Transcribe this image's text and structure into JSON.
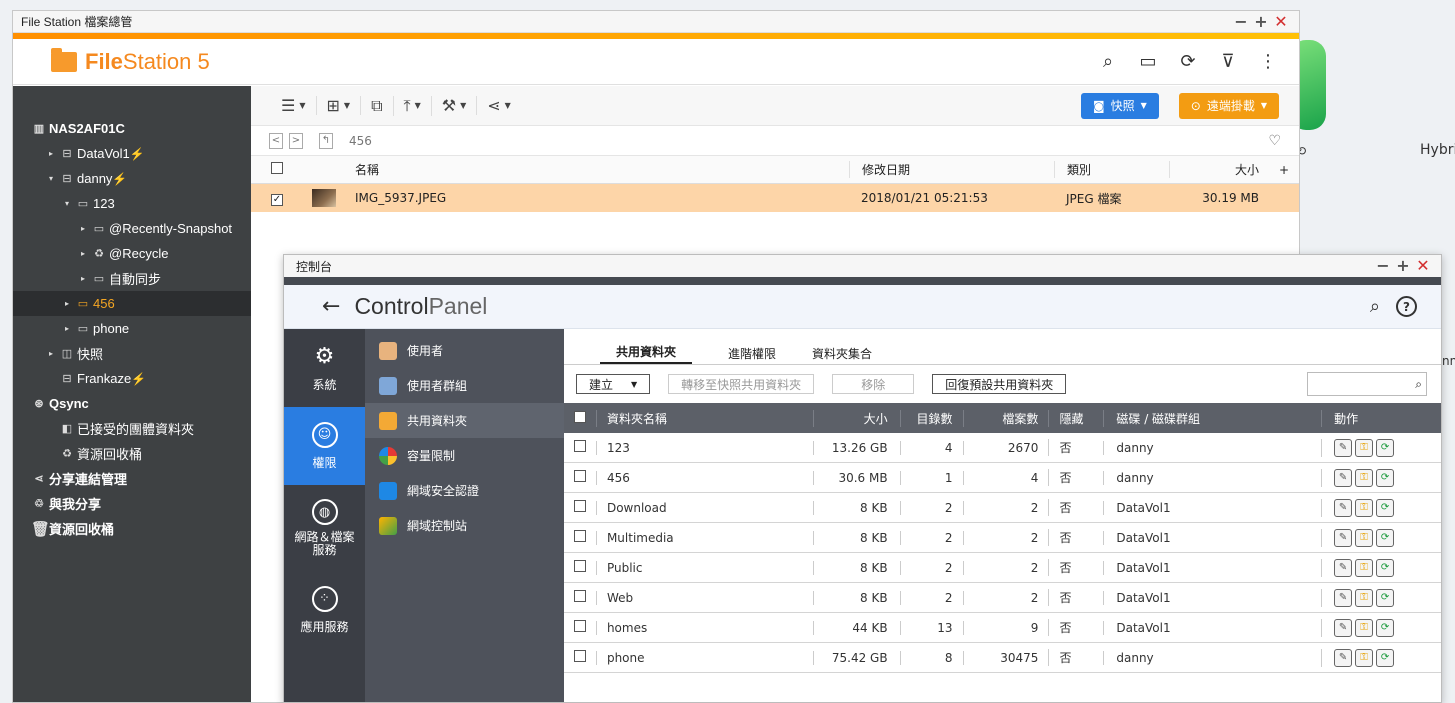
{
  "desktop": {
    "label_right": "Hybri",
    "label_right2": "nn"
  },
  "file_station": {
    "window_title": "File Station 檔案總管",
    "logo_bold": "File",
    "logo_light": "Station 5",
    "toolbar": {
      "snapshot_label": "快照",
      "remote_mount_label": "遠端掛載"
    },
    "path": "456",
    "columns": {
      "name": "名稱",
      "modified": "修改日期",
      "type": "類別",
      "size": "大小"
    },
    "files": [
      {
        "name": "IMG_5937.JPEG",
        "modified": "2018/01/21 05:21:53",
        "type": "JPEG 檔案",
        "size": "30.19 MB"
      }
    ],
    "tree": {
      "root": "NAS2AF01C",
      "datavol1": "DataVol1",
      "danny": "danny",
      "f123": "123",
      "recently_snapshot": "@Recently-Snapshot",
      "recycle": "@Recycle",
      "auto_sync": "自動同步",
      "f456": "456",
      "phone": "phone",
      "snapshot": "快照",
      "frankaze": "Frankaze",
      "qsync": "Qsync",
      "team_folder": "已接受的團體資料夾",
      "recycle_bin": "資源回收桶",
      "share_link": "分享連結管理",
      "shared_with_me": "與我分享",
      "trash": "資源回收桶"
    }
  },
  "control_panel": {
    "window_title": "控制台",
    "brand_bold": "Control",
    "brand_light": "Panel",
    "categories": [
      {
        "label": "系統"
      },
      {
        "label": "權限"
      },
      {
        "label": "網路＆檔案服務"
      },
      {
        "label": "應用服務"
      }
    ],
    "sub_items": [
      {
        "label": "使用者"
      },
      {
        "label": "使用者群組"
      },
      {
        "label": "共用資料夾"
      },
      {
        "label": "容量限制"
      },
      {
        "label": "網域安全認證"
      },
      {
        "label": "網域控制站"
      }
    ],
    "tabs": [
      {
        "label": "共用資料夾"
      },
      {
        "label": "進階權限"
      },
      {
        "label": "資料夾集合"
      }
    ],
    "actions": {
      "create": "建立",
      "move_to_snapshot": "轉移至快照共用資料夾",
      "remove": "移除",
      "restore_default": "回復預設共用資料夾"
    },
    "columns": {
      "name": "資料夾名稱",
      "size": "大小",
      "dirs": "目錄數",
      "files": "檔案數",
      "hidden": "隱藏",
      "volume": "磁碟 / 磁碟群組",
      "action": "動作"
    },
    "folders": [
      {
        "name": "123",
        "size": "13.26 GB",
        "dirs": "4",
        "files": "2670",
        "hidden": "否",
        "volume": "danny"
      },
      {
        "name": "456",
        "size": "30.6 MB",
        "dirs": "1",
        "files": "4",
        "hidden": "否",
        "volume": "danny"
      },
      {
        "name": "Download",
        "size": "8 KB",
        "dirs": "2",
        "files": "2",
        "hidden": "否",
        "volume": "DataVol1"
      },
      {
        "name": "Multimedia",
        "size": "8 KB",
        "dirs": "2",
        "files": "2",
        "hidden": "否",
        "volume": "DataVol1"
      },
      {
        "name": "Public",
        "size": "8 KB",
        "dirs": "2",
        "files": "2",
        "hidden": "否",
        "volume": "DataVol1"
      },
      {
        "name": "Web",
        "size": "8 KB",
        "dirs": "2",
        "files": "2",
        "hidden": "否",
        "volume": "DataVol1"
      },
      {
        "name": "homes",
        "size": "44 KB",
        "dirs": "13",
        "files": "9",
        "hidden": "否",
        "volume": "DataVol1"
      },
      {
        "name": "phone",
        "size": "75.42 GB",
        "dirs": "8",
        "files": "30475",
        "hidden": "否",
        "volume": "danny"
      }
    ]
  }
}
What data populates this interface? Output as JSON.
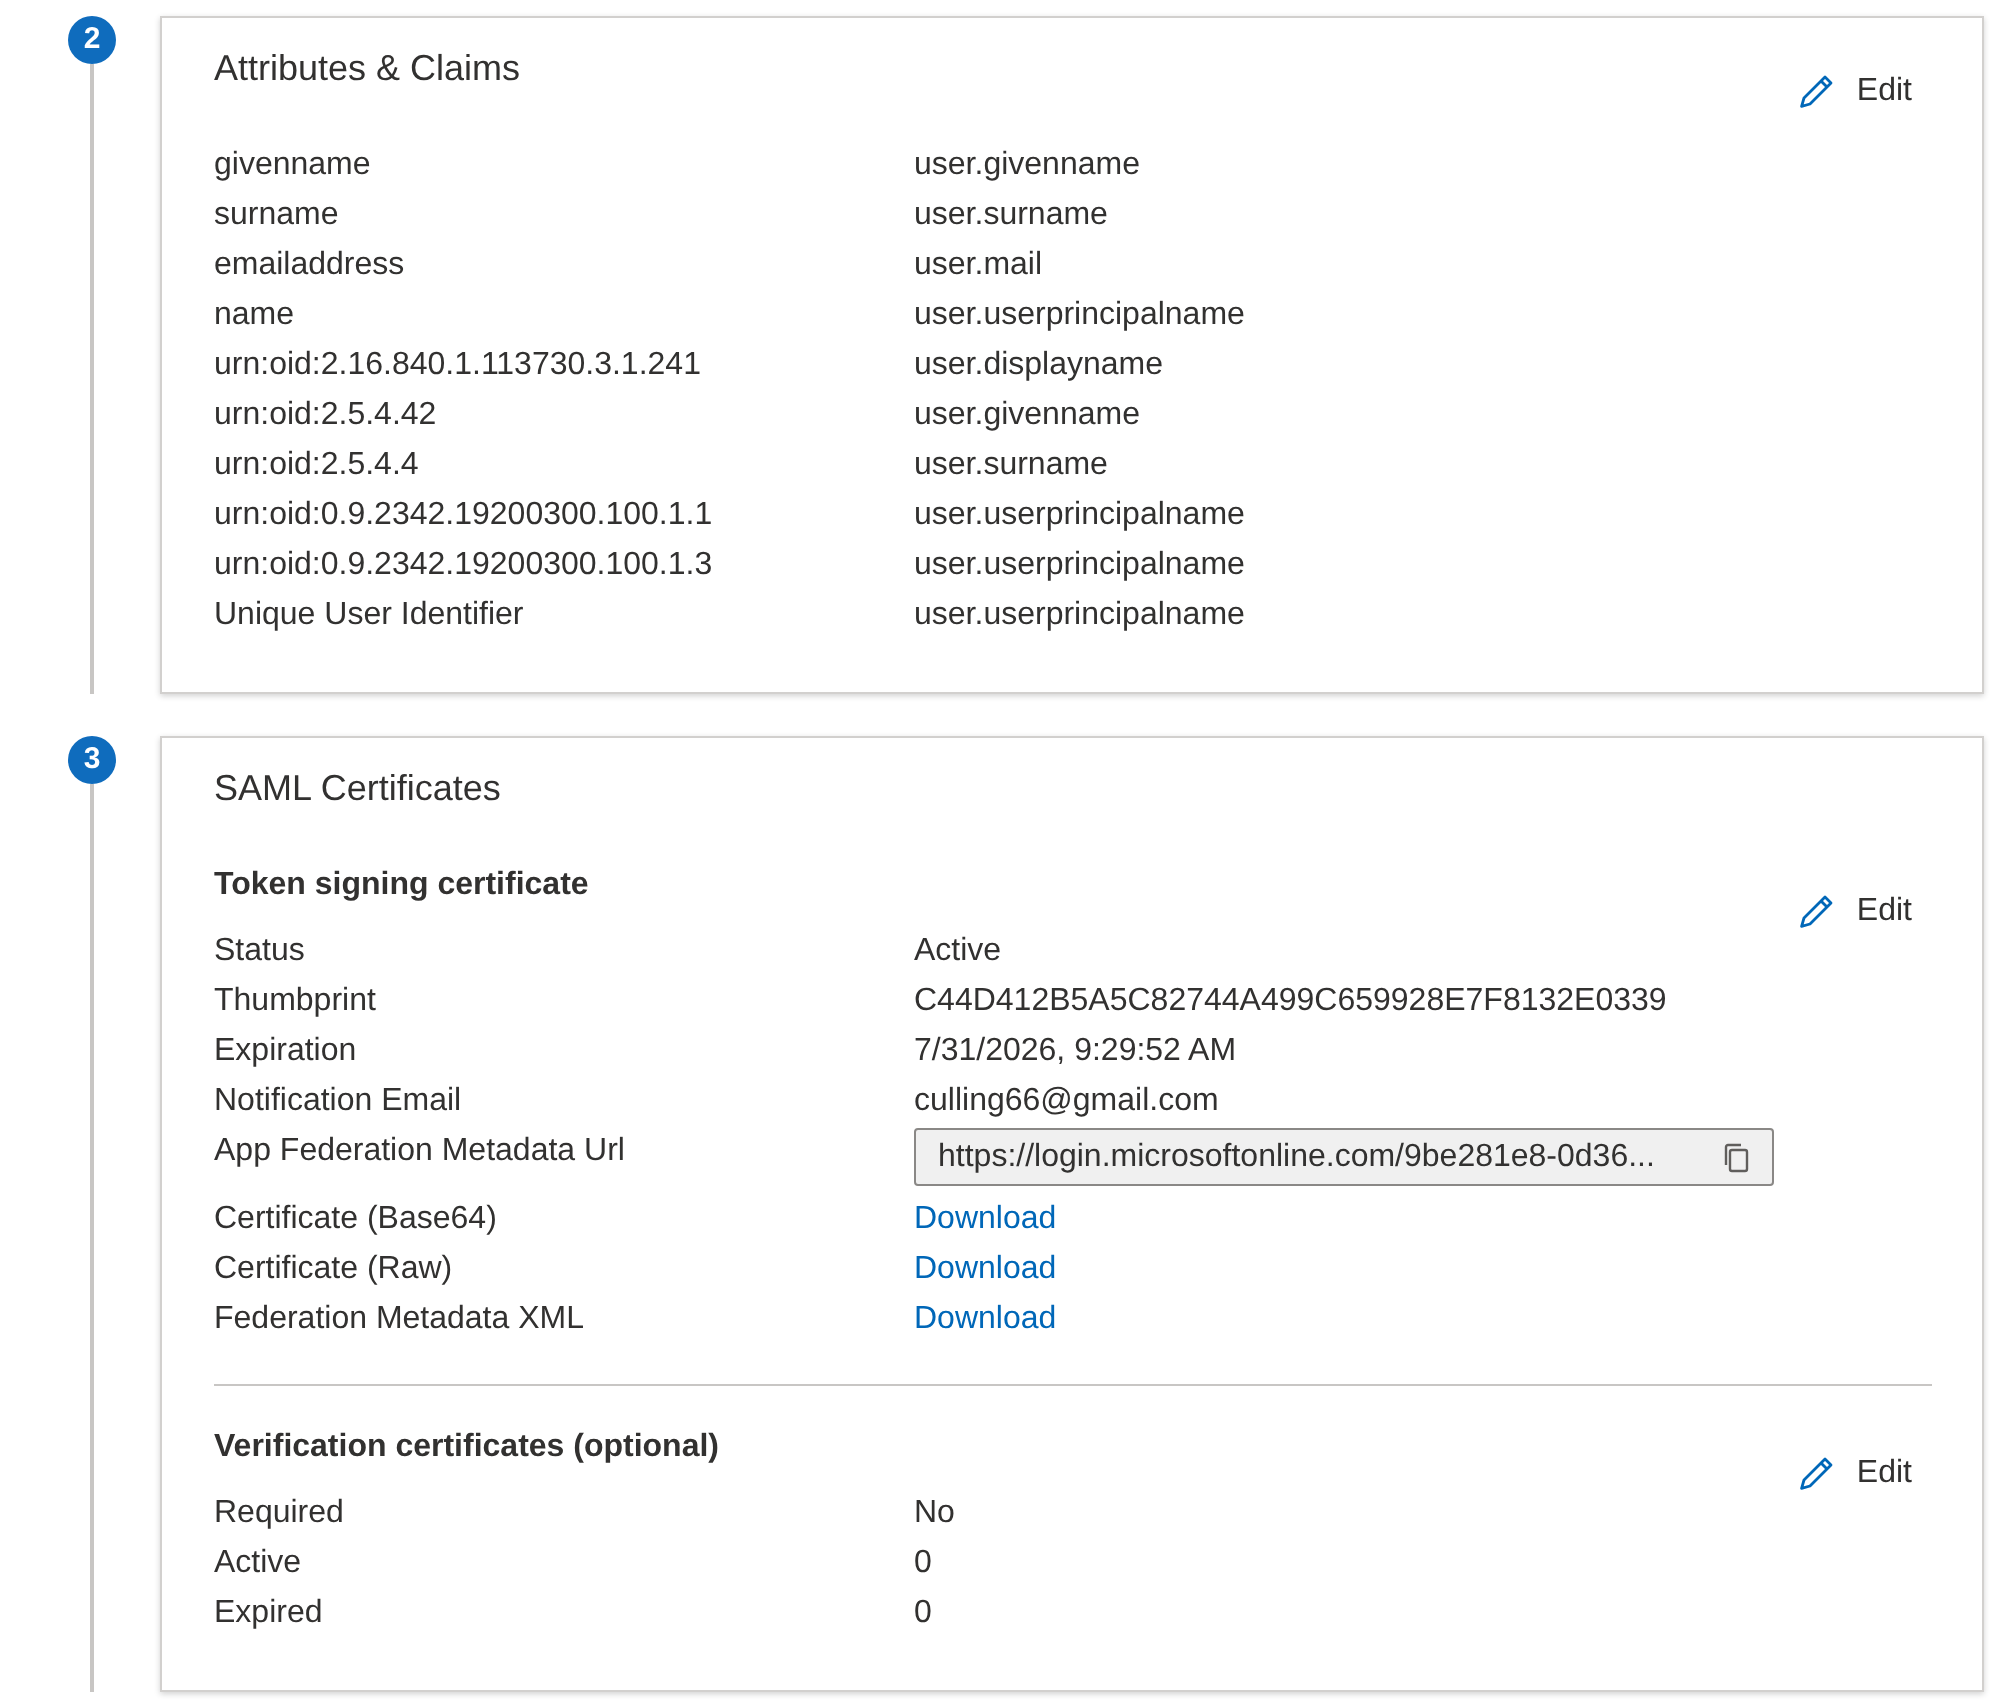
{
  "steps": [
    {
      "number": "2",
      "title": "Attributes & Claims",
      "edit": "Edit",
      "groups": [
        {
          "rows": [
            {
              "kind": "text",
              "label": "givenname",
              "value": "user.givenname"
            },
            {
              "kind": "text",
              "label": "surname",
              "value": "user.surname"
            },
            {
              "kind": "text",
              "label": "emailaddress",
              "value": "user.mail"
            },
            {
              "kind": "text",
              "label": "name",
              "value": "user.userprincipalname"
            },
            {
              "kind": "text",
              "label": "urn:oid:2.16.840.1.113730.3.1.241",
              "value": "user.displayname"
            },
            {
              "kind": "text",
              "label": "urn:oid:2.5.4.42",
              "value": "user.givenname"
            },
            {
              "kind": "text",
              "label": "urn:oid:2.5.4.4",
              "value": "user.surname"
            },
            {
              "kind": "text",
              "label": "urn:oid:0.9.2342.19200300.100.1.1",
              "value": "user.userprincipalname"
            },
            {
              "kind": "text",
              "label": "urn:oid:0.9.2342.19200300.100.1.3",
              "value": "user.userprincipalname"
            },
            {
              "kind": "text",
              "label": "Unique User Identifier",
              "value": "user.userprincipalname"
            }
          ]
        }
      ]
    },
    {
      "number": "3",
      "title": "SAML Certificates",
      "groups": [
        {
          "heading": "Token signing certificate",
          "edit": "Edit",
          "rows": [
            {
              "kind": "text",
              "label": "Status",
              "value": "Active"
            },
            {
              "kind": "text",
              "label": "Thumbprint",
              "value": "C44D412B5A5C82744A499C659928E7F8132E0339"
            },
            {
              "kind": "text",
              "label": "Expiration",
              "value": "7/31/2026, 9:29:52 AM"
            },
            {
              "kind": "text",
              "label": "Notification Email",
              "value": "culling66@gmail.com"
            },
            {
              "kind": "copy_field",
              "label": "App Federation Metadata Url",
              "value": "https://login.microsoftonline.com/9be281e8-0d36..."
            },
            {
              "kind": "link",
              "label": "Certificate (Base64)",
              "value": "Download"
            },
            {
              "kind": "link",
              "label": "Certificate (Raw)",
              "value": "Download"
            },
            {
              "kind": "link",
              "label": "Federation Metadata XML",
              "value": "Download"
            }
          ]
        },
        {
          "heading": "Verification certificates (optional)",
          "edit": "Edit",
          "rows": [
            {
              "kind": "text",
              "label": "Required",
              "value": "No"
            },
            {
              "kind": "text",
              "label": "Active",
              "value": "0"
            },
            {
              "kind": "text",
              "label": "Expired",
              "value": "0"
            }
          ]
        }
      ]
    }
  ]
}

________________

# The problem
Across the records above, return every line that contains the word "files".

# Exercise response
    "files": [
      "files": "檔案數",
        "files": "2670",
        "files": "4",
        "files": "2",
        "files": "2",
        "files": "2",
        "files": "2",
        "files": "9",
        "files": "30475",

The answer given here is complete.